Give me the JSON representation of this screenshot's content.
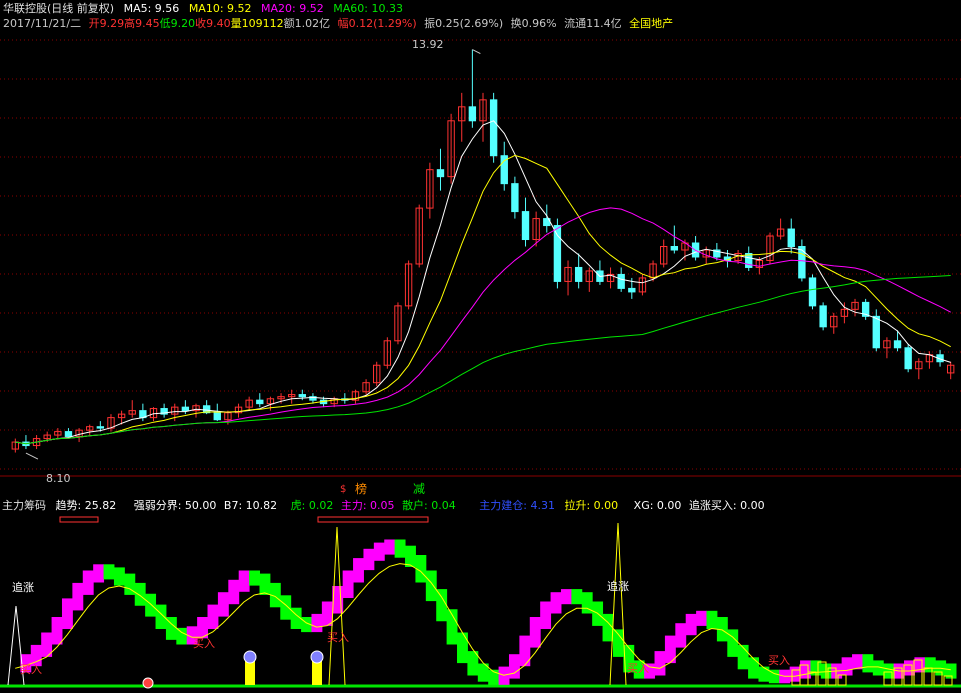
{
  "header": {
    "name": "华联控股(日线 前复权)",
    "ma5": "MA5: 9.56",
    "ma10": "MA10: 9.52",
    "ma20": "MA20: 9.52",
    "ma60": "MA60: 10.33",
    "date": "2017/11/21/二",
    "open": "开9.29",
    "high": "高9.45",
    "low": "低9.20",
    "close": "收9.40",
    "volume": "量109112",
    "amount": "额1.02亿",
    "change": "幅0.12(1.29%)",
    "amplitude": "振0.25(2.69%)",
    "turnover": "换0.96%",
    "float": "流通11.4亿",
    "sector": "全国地产"
  },
  "colors": {
    "up": "#ff3232",
    "down": "#54ffff",
    "ma5": "#ffffff",
    "ma10": "#ffff00",
    "ma20": "#ff00ff",
    "ma60": "#00e600",
    "grid": "#8b0000",
    "magenta": "#ff00ff",
    "green": "#00ff00",
    "yellow": "#ffff00"
  },
  "annotations": {
    "high_label": "13.92",
    "low_label": "8.10"
  },
  "indicator": {
    "name": "主力筹码",
    "trend": "趋势: 25.82",
    "threshold": "强弱分界: 50.00",
    "b7": "B7: 10.82",
    "tiger": "虎: 0.02",
    "main": "主力: 0.05",
    "retail": "散户: 0.04",
    "main_build": "主力建仓: 4.31",
    "pullup": "拉升: 0.00",
    "xg": "XG: 0.00",
    "chase_buy": "追涨买入: 0.00",
    "tag_list": "榜",
    "tag_reduce": "减",
    "tag_dollar": "$",
    "chase_label": "追涨",
    "buy_label": "买入"
  },
  "chart_data": [
    {
      "type": "candlestick",
      "title": "华联控股(日线 前复权)",
      "ylim": [
        7.9,
        14.2
      ],
      "ohlc": [
        [
          8.2,
          8.35,
          8.15,
          8.3
        ],
        [
          8.3,
          8.4,
          8.2,
          8.25
        ],
        [
          8.25,
          8.4,
          8.2,
          8.35
        ],
        [
          8.35,
          8.45,
          8.3,
          8.4
        ],
        [
          8.4,
          8.5,
          8.35,
          8.45
        ],
        [
          8.45,
          8.5,
          8.35,
          8.38
        ],
        [
          8.38,
          8.5,
          8.3,
          8.47
        ],
        [
          8.47,
          8.55,
          8.4,
          8.52
        ],
        [
          8.52,
          8.6,
          8.45,
          8.5
        ],
        [
          8.5,
          8.7,
          8.45,
          8.65
        ],
        [
          8.65,
          8.75,
          8.55,
          8.7
        ],
        [
          8.7,
          8.9,
          8.65,
          8.75
        ],
        [
          8.75,
          8.85,
          8.6,
          8.65
        ],
        [
          8.65,
          8.8,
          8.6,
          8.78
        ],
        [
          8.78,
          8.85,
          8.65,
          8.7
        ],
        [
          8.7,
          8.85,
          8.6,
          8.8
        ],
        [
          8.8,
          8.9,
          8.7,
          8.75
        ],
        [
          8.75,
          8.85,
          8.65,
          8.82
        ],
        [
          8.82,
          8.9,
          8.7,
          8.72
        ],
        [
          8.72,
          8.85,
          8.6,
          8.62
        ],
        [
          8.62,
          8.75,
          8.55,
          8.72
        ],
        [
          8.72,
          8.85,
          8.65,
          8.8
        ],
        [
          8.8,
          8.95,
          8.75,
          8.9
        ],
        [
          8.9,
          9.0,
          8.8,
          8.85
        ],
        [
          8.85,
          8.95,
          8.75,
          8.92
        ],
        [
          8.92,
          9.0,
          8.85,
          8.95
        ],
        [
          8.95,
          9.05,
          8.85,
          8.98
        ],
        [
          8.98,
          9.05,
          8.9,
          8.95
        ],
        [
          8.95,
          9.0,
          8.85,
          8.9
        ],
        [
          8.9,
          8.95,
          8.8,
          8.85
        ],
        [
          8.85,
          8.95,
          8.8,
          8.92
        ],
        [
          8.92,
          9.0,
          8.85,
          8.9
        ],
        [
          8.9,
          9.05,
          8.85,
          9.02
        ],
        [
          9.02,
          9.2,
          8.98,
          9.15
        ],
        [
          9.15,
          9.45,
          9.1,
          9.4
        ],
        [
          9.4,
          9.8,
          9.35,
          9.75
        ],
        [
          9.75,
          10.3,
          9.7,
          10.25
        ],
        [
          10.25,
          10.9,
          10.2,
          10.85
        ],
        [
          10.85,
          11.7,
          10.8,
          11.65
        ],
        [
          11.65,
          12.3,
          11.5,
          12.2
        ],
        [
          12.2,
          12.5,
          11.9,
          12.1
        ],
        [
          12.1,
          13.0,
          12.0,
          12.9
        ],
        [
          12.9,
          13.3,
          12.6,
          13.1
        ],
        [
          13.1,
          13.92,
          12.8,
          12.9
        ],
        [
          12.9,
          13.3,
          12.6,
          13.2
        ],
        [
          13.2,
          13.3,
          12.3,
          12.4
        ],
        [
          12.4,
          12.6,
          11.9,
          12.0
        ],
        [
          12.0,
          12.1,
          11.5,
          11.6
        ],
        [
          11.6,
          11.8,
          11.1,
          11.2
        ],
        [
          11.2,
          11.6,
          11.1,
          11.5
        ],
        [
          11.5,
          11.7,
          11.3,
          11.4
        ],
        [
          11.4,
          11.5,
          10.5,
          10.6
        ],
        [
          10.6,
          10.9,
          10.4,
          10.8
        ],
        [
          10.8,
          11.0,
          10.5,
          10.6
        ],
        [
          10.6,
          10.8,
          10.45,
          10.75
        ],
        [
          10.75,
          10.9,
          10.55,
          10.6
        ],
        [
          10.6,
          10.8,
          10.5,
          10.7
        ],
        [
          10.7,
          10.8,
          10.45,
          10.5
        ],
        [
          10.5,
          10.65,
          10.35,
          10.45
        ],
        [
          10.45,
          10.7,
          10.4,
          10.65
        ],
        [
          10.65,
          10.9,
          10.6,
          10.85
        ],
        [
          10.85,
          11.2,
          10.8,
          11.1
        ],
        [
          11.1,
          11.4,
          11.0,
          11.05
        ],
        [
          11.05,
          11.2,
          10.9,
          11.15
        ],
        [
          11.15,
          11.25,
          10.9,
          10.95
        ],
        [
          10.95,
          11.1,
          10.85,
          11.05
        ],
        [
          11.05,
          11.15,
          10.9,
          10.95
        ],
        [
          10.95,
          11.05,
          10.8,
          10.9
        ],
        [
          10.9,
          11.05,
          10.85,
          11.0
        ],
        [
          11.0,
          11.1,
          10.75,
          10.8
        ],
        [
          10.8,
          10.95,
          10.7,
          10.9
        ],
        [
          10.9,
          11.3,
          10.85,
          11.25
        ],
        [
          11.25,
          11.5,
          11.2,
          11.35
        ],
        [
          11.35,
          11.5,
          11.0,
          11.1
        ],
        [
          11.1,
          11.2,
          10.6,
          10.65
        ],
        [
          10.65,
          10.7,
          10.2,
          10.25
        ],
        [
          10.25,
          10.3,
          9.9,
          9.95
        ],
        [
          9.95,
          10.15,
          9.85,
          10.1
        ],
        [
          10.1,
          10.3,
          10.0,
          10.2
        ],
        [
          10.2,
          10.35,
          10.1,
          10.3
        ],
        [
          10.3,
          10.35,
          10.05,
          10.1
        ],
        [
          10.1,
          10.2,
          9.6,
          9.65
        ],
        [
          9.65,
          9.8,
          9.5,
          9.75
        ],
        [
          9.75,
          9.9,
          9.6,
          9.65
        ],
        [
          9.65,
          9.7,
          9.3,
          9.35
        ],
        [
          9.35,
          9.5,
          9.2,
          9.45
        ],
        [
          9.45,
          9.6,
          9.35,
          9.55
        ],
        [
          9.55,
          9.62,
          9.38,
          9.45
        ],
        [
          9.29,
          9.45,
          9.2,
          9.4
        ]
      ]
    },
    {
      "type": "line",
      "title": "主力筹码",
      "ylim": [
        0,
        100
      ],
      "series": [
        {
          "name": "趋势",
          "values": [
            12,
            16,
            22,
            30,
            40,
            52,
            62,
            70,
            74,
            72,
            68,
            62,
            55,
            48,
            40,
            33,
            30,
            34,
            40,
            48,
            56,
            64,
            70,
            68,
            62,
            54,
            46,
            40,
            38,
            42,
            50,
            60,
            70,
            78,
            84,
            88,
            90,
            86,
            80,
            70,
            58,
            45,
            30,
            18,
            10,
            6,
            4,
            8,
            16,
            28,
            40,
            50,
            56,
            58,
            56,
            50,
            42,
            32,
            22,
            12,
            8,
            10,
            18,
            28,
            36,
            42,
            44,
            40,
            32,
            22,
            14,
            8,
            6,
            5,
            6,
            8,
            12,
            10,
            8,
            10,
            14,
            16,
            12,
            10,
            8,
            10,
            12,
            14,
            12,
            10,
            8
          ]
        },
        {
          "name": "强弱分界",
          "values": [
            50,
            50,
            50,
            50,
            50,
            50,
            50,
            50,
            50,
            50,
            50,
            50,
            50,
            50,
            50,
            50,
            50,
            50,
            50,
            50,
            50,
            50,
            50,
            50,
            50,
            50,
            50,
            50,
            50,
            50,
            50,
            50,
            50,
            50,
            50,
            50,
            50,
            50,
            50,
            50,
            50,
            50,
            50,
            50,
            50,
            50,
            50,
            50,
            50,
            50,
            50,
            50,
            50,
            50,
            50,
            50,
            50,
            50,
            50,
            50,
            50,
            50,
            50,
            50,
            50,
            50,
            50,
            50,
            50,
            50,
            50,
            50,
            50,
            50,
            50,
            50,
            50,
            50,
            50,
            50,
            50,
            50,
            50,
            50,
            50,
            50,
            50,
            50,
            50,
            50,
            50
          ]
        }
      ]
    }
  ]
}
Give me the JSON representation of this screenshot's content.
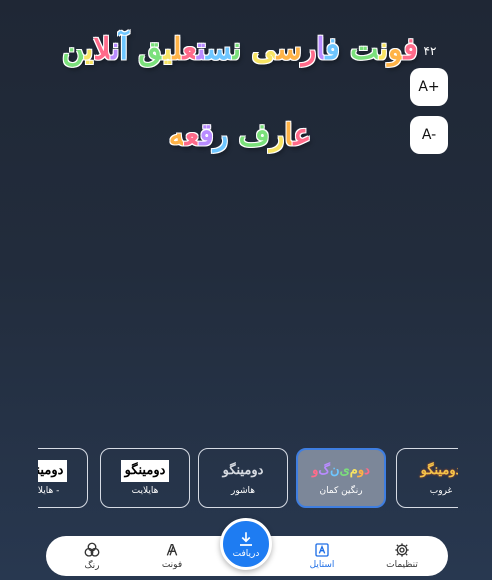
{
  "preview": {
    "line1": "فونت فارسی نستعلیق آنلاین",
    "line2": "عارف رقعه"
  },
  "font_size": {
    "value": "۴۲",
    "increase_label": "A+",
    "decrease_label": "A-"
  },
  "styles": {
    "sample_text": "دومینگو",
    "items": [
      {
        "name": "هایلایت - ",
        "kind": "highlight",
        "selected": false
      },
      {
        "name": "هایلایت",
        "kind": "highlight",
        "selected": false
      },
      {
        "name": "هاشور",
        "kind": "hatch",
        "selected": false
      },
      {
        "name": "رنگین کمان",
        "kind": "rainbow",
        "selected": true
      },
      {
        "name": "غروب",
        "kind": "sunset",
        "selected": false
      }
    ]
  },
  "nav": {
    "settings_label": "تنظیمات",
    "style_label": "استایل",
    "download_label": "دریافت",
    "font_label": "فونت",
    "color_label": "رنگ"
  },
  "colors": {
    "accent": "#1e7cf2",
    "background_top": "#1f2735",
    "background_bottom": "#283850",
    "rainbow": [
      "#ff6b8a",
      "#ffb347",
      "#f7e463",
      "#7be07b",
      "#6ec6ff",
      "#b98cff"
    ]
  },
  "icons": {
    "settings": "gear-icon",
    "style": "style-frame-icon",
    "download": "download-icon",
    "font": "font-a-icon",
    "color": "color-circles-icon"
  }
}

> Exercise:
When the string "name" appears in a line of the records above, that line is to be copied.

> Output below:
    "name": "华联控股(日线 前复权)",
    "name": "主力筹码",
          "name": "趋势",
          "name": "强弱分界",
        "name": "هایلایت - ",
        "name": "هایلایت",
        "name": "هاشور",
        "name": "رنگین کمان",
        "name": "غروب",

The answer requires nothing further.